**PROBLEM STATEMENT:**
Each record below should be written out again exactly as given.

════════════════

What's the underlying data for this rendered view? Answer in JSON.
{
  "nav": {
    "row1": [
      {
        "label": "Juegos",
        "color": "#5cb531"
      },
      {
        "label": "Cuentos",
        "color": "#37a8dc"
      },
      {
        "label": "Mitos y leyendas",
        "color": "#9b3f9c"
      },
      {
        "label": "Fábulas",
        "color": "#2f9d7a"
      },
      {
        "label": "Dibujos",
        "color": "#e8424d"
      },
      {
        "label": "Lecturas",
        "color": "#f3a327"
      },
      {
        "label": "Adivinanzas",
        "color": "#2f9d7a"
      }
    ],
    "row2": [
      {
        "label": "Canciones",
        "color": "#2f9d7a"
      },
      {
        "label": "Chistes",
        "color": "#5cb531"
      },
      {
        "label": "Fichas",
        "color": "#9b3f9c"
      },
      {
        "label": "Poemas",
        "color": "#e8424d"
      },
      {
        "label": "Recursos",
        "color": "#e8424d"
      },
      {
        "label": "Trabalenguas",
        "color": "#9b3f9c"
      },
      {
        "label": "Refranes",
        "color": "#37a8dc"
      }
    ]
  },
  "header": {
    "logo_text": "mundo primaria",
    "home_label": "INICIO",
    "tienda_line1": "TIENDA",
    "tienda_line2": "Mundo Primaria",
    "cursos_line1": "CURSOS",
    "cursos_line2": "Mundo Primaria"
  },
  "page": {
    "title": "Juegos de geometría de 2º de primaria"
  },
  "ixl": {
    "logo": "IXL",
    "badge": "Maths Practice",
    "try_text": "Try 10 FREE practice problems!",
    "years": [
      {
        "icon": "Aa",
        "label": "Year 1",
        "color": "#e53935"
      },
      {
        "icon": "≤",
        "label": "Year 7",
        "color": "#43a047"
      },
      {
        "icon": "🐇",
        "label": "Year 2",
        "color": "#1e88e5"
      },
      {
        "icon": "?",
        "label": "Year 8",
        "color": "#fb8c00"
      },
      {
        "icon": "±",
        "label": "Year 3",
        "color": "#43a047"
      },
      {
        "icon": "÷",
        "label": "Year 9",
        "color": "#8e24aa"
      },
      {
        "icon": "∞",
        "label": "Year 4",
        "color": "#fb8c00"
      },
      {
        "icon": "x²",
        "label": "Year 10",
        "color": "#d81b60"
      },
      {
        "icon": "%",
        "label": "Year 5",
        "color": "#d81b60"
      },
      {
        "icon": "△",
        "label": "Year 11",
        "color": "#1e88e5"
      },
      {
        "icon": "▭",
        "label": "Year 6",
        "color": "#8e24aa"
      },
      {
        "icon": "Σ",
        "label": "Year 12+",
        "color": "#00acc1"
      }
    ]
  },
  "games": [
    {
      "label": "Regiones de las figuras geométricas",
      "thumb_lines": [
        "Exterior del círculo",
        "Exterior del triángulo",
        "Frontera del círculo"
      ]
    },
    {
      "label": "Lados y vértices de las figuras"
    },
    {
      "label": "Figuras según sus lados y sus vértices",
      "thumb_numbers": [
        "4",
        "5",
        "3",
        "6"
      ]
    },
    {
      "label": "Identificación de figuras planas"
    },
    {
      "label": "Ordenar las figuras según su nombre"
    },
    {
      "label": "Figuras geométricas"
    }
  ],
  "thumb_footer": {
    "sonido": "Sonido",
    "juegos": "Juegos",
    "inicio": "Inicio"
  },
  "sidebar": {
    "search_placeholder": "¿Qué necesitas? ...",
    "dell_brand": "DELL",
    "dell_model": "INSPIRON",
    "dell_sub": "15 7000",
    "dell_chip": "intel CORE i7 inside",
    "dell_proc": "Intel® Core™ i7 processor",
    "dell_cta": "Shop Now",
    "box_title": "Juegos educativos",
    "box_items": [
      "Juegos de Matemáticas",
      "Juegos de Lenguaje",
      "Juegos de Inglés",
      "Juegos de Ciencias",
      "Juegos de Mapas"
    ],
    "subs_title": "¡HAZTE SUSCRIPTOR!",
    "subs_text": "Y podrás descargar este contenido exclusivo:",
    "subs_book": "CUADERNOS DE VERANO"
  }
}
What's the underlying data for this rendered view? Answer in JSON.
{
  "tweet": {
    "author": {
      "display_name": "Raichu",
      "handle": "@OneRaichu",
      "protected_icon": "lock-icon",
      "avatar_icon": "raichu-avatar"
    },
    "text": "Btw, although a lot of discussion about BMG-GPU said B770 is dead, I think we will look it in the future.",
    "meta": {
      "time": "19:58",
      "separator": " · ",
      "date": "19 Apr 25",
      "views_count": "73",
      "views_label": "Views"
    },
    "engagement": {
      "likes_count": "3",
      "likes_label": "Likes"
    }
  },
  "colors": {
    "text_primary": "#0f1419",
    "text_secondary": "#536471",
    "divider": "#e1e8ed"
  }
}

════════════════

**TASK SOLUTION:**
What's the underlying data for this rendered view? Answer in JSON.
{
  "nav": {
    "row1": [
      {
        "label": "Juegos",
        "color": "#5cb531"
      },
      {
        "label": "Cuentos",
        "color": "#37a8dc"
      },
      {
        "label": "Mitos y leyendas",
        "color": "#9b3f9c"
      },
      {
        "label": "Fábulas",
        "color": "#2f9d7a"
      },
      {
        "label": "Dibujos",
        "color": "#e8424d"
      },
      {
        "label": "Lecturas",
        "color": "#f3a327"
      },
      {
        "label": "Adivinanzas",
        "color": "#2f9d7a"
      }
    ],
    "row2": [
      {
        "label": "Canciones",
        "color": "#2f9d7a"
      },
      {
        "label": "Chistes",
        "color": "#5cb531"
      },
      {
        "label": "Fichas",
        "color": "#9b3f9c"
      },
      {
        "label": "Poemas",
        "color": "#e8424d"
      },
      {
        "label": "Recursos",
        "color": "#e8424d"
      },
      {
        "label": "Trabalenguas",
        "color": "#9b3f9c"
      },
      {
        "label": "Refranes",
        "color": "#37a8dc"
      }
    ]
  },
  "header": {
    "logo_text": "mundo primaria",
    "home_label": "INICIO",
    "tienda_line1": "TIENDA",
    "tienda_line2": "Mundo Primaria",
    "cursos_line1": "CURSOS",
    "cursos_line2": "Mundo Primaria"
  },
  "page": {
    "title": "Juegos de geometría de 2º de primaria"
  },
  "ixl": {
    "logo": "IXL",
    "badge": "Maths Practice",
    "try_text": "Try 10 FREE practice problems!",
    "years": [
      {
        "icon": "Aa",
        "label": "Year 1",
        "color": "#e53935"
      },
      {
        "icon": "≤",
        "label": "Year 7",
        "color": "#43a047"
      },
      {
        "icon": "🐇",
        "label": "Year 2",
        "color": "#1e88e5"
      },
      {
        "icon": "?",
        "label": "Year 8",
        "color": "#fb8c00"
      },
      {
        "icon": "±",
        "label": "Year 3",
        "color": "#43a047"
      },
      {
        "icon": "÷",
        "label": "Year 9",
        "color": "#8e24aa"
      },
      {
        "icon": "∞",
        "label": "Year 4",
        "color": "#fb8c00"
      },
      {
        "icon": "x²",
        "label": "Year 10",
        "color": "#d81b60"
      },
      {
        "icon": "%",
        "label": "Year 5",
        "color": "#d81b60"
      },
      {
        "icon": "△",
        "label": "Year 11",
        "color": "#1e88e5"
      },
      {
        "icon": "▭",
        "label": "Year 6",
        "color": "#8e24aa"
      },
      {
        "icon": "Σ",
        "label": "Year 12+",
        "color": "#00acc1"
      }
    ]
  },
  "games": [
    {
      "label": "Regiones de las figuras geométricas",
      "thumb_lines": [
        "Exterior del círculo",
        "Exterior del triángulo",
        "Frontera del círculo"
      ]
    },
    {
      "label": "Lados y vértices de las figuras"
    },
    {
      "label": "Figuras según sus lados y sus vértices",
      "thumb_numbers": [
        "4",
        "5",
        "3",
        "6"
      ]
    },
    {
      "label": "Identificación de figuras planas"
    },
    {
      "label": "Ordenar las figuras según su nombre"
    },
    {
      "label": "Figuras geométricas"
    }
  ],
  "thumb_footer": {
    "sonido": "Sonido",
    "juegos": "Juegos",
    "inicio": "Inicio"
  },
  "sidebar": {
    "search_placeholder": "¿Qué necesitas? ...",
    "dell_brand": "DELL",
    "dell_model": "INSPIRON",
    "dell_sub": "15 7000",
    "dell_chip": "intel CORE i7 inside",
    "dell_proc": "Intel® Core™ i7 processor",
    "dell_cta": "Shop Now",
    "box_title": "Juegos educativos",
    "box_items": [
      "Juegos de Matemáticas",
      "Juegos de Lenguaje",
      "Juegos de Inglés",
      "Juegos de Ciencias",
      "Juegos de Mapas"
    ],
    "subs_title": "¡HAZTE SUSCRIPTOR!",
    "subs_text": "Y podrás descargar este contenido exclusivo:",
    "subs_book": "CUADERNOS DE VERANO"
  }
}
What's the underlying data for this rendered view? Answer in JSON.
{
  "tweet": {
    "author": {
      "display_name": "Raichu",
      "handle": "@OneRaichu",
      "protected_icon": "lock-icon",
      "avatar_icon": "raichu-avatar"
    },
    "text": "Btw, although a lot of discussion about BMG-GPU said B770 is dead, I think we will look it in the future.",
    "meta": {
      "time": "19:58",
      "separator": " · ",
      "date": "19 Apr 25",
      "views_count": "73",
      "views_label": "Views"
    },
    "engagement": {
      "likes_count": "3",
      "likes_label": "Likes"
    }
  },
  "colors": {
    "text_primary": "#0f1419",
    "text_secondary": "#536471",
    "divider": "#e1e8ed"
  }
}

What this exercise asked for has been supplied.